**Exercise aim**
Output the complete listing exactly, please, and keep the pictures out of it.

**Given data**
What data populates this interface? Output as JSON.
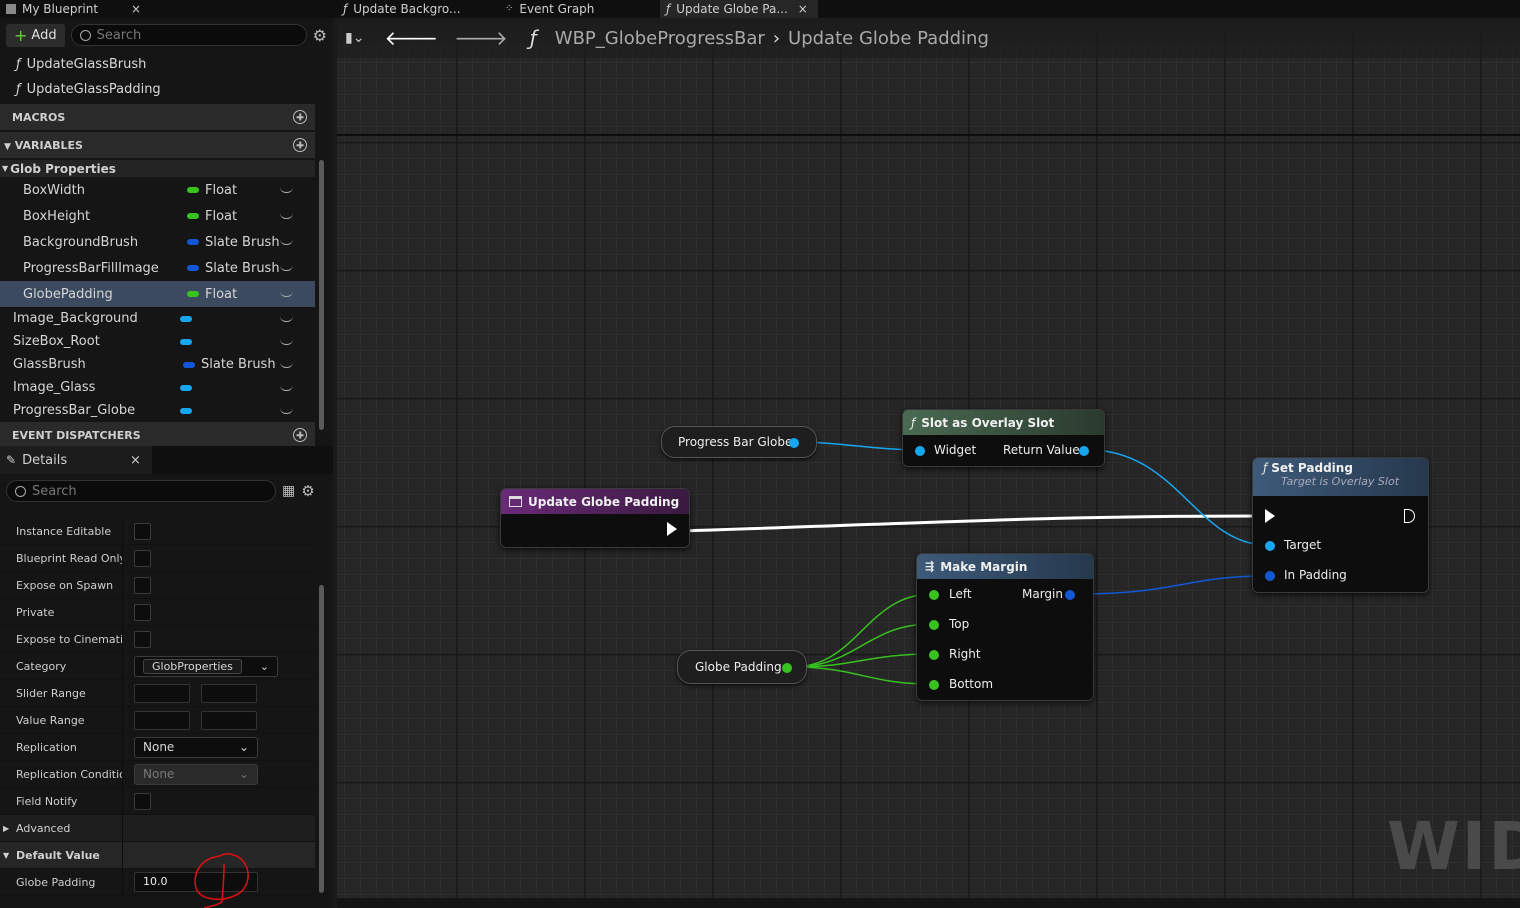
{
  "window": {
    "panel_title": "My Blueprint",
    "tabs": [
      "Update Backgro...",
      "Event Graph",
      "Update Globe Pa..."
    ]
  },
  "blueprint_panel": {
    "add_label": "Add",
    "search_placeholder": "Search",
    "functions": [
      "UpdateGlassBrush",
      "UpdateGlassPadding"
    ],
    "sections": {
      "macros": "MACROS",
      "variables": "VARIABLES",
      "event_dispatchers": "EVENT DISPATCHERS"
    },
    "category": "Glob Properties",
    "variables": [
      {
        "name": "BoxWidth",
        "type": "Float",
        "color": "#37c21f"
      },
      {
        "name": "BoxHeight",
        "type": "Float",
        "color": "#37c21f"
      },
      {
        "name": "BackgroundBrush",
        "type": "Slate Brush",
        "color": "#1357d6"
      },
      {
        "name": "ProgressBarFillImage",
        "type": "Slate Brush",
        "color": "#1357d6"
      },
      {
        "name": "GlobePadding",
        "type": "Float",
        "color": "#37c21f"
      },
      {
        "name": "Image_Background",
        "type": "",
        "color": "#17a6f0"
      },
      {
        "name": "SizeBox_Root",
        "type": "",
        "color": "#17a6f0"
      },
      {
        "name": "GlassBrush",
        "type": "Slate Brush",
        "color": "#1357d6"
      },
      {
        "name": "Image_Glass",
        "type": "",
        "color": "#17a6f0"
      },
      {
        "name": "ProgressBar_Globe",
        "type": "",
        "color": "#17a6f0"
      }
    ]
  },
  "details": {
    "title": "Details",
    "search_placeholder": "Search",
    "rows": {
      "instance_editable": "Instance Editable",
      "bp_read_only": "Blueprint Read Only",
      "expose_on_spawn": "Expose on Spawn",
      "private": "Private",
      "expose_cinematics": "Expose to Cinematics",
      "category": "Category",
      "category_value": "GlobProperties",
      "slider_range": "Slider Range",
      "value_range": "Value Range",
      "replication": "Replication",
      "replication_value": "None",
      "replication_condition": "Replication Condition",
      "replication_condition_value": "None",
      "field_notify": "Field Notify",
      "advanced": "Advanced",
      "default_value": "Default Value",
      "globe_padding": "Globe Padding",
      "globe_padding_value": "10.0"
    }
  },
  "graph": {
    "breadcrumb": {
      "blueprint": "WBP_GlobeProgressBar",
      "function": "Update Globe Padding"
    },
    "watermark": "WIDG",
    "nodes": {
      "entry": "Update Globe Padding",
      "progress_bar_globe": "Progress Bar Globe",
      "slot_as_overlay": {
        "title": "Slot as Overlay Slot",
        "in": "Widget",
        "out": "Return Value"
      },
      "set_padding": {
        "title": "Set Padding",
        "subtitle": "Target is Overlay Slot",
        "target": "Target",
        "in_padding": "In Padding"
      },
      "make_margin": {
        "title": "Make Margin",
        "left": "Left",
        "top": "Top",
        "right": "Right",
        "bottom": "Bottom",
        "out": "Margin"
      },
      "globe_padding": "Globe Padding"
    },
    "colors": {
      "float": "#37c21f",
      "object": "#17a6f0",
      "struct": "#1357d6",
      "function_header": "#4a6a52",
      "entry_header": "#6a2a78",
      "set_header": "#3d5a7a"
    }
  }
}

**Answer to this problem**
What data populates this interface? Output as JSON.
{
  "window": {
    "panel_title": "My Blueprint",
    "tabs": [
      "Update Backgro...",
      "Event Graph",
      "Update Globe Pa..."
    ]
  },
  "blueprint_panel": {
    "add_label": "Add",
    "search_placeholder": "Search",
    "functions": [
      "UpdateGlassBrush",
      "UpdateGlassPadding"
    ],
    "sections": {
      "macros": "MACROS",
      "variables": "VARIABLES",
      "event_dispatchers": "EVENT DISPATCHERS"
    },
    "category": "Glob Properties",
    "variables": [
      {
        "name": "BoxWidth",
        "type": "Float",
        "color": "#37c21f"
      },
      {
        "name": "BoxHeight",
        "type": "Float",
        "color": "#37c21f"
      },
      {
        "name": "BackgroundBrush",
        "type": "Slate Brush",
        "color": "#1357d6"
      },
      {
        "name": "ProgressBarFillImage",
        "type": "Slate Brush",
        "color": "#1357d6"
      },
      {
        "name": "GlobePadding",
        "type": "Float",
        "color": "#37c21f"
      },
      {
        "name": "Image_Background",
        "type": "",
        "color": "#17a6f0"
      },
      {
        "name": "SizeBox_Root",
        "type": "",
        "color": "#17a6f0"
      },
      {
        "name": "GlassBrush",
        "type": "Slate Brush",
        "color": "#1357d6"
      },
      {
        "name": "Image_Glass",
        "type": "",
        "color": "#17a6f0"
      },
      {
        "name": "ProgressBar_Globe",
        "type": "",
        "color": "#17a6f0"
      }
    ]
  },
  "details": {
    "title": "Details",
    "search_placeholder": "Search",
    "rows": {
      "instance_editable": "Instance Editable",
      "bp_read_only": "Blueprint Read Only",
      "expose_on_spawn": "Expose on Spawn",
      "private": "Private",
      "expose_cinematics": "Expose to Cinematics",
      "category": "Category",
      "category_value": "GlobProperties",
      "slider_range": "Slider Range",
      "value_range": "Value Range",
      "replication": "Replication",
      "replication_value": "None",
      "replication_condition": "Replication Condition",
      "replication_condition_value": "None",
      "field_notify": "Field Notify",
      "advanced": "Advanced",
      "default_value": "Default Value",
      "globe_padding": "Globe Padding",
      "globe_padding_value": "10.0"
    }
  },
  "graph": {
    "breadcrumb": {
      "blueprint": "WBP_GlobeProgressBar",
      "function": "Update Globe Padding"
    },
    "watermark": "WIDG",
    "nodes": {
      "entry": "Update Globe Padding",
      "progress_bar_globe": "Progress Bar Globe",
      "slot_as_overlay": {
        "title": "Slot as Overlay Slot",
        "in": "Widget",
        "out": "Return Value"
      },
      "set_padding": {
        "title": "Set Padding",
        "subtitle": "Target is Overlay Slot",
        "target": "Target",
        "in_padding": "In Padding"
      },
      "make_margin": {
        "title": "Make Margin",
        "left": "Left",
        "top": "Top",
        "right": "Right",
        "bottom": "Bottom",
        "out": "Margin"
      },
      "globe_padding": "Globe Padding"
    },
    "colors": {
      "float": "#37c21f",
      "object": "#17a6f0",
      "struct": "#1357d6",
      "function_header": "#4a6a52",
      "entry_header": "#6a2a78",
      "set_header": "#3d5a7a"
    }
  }
}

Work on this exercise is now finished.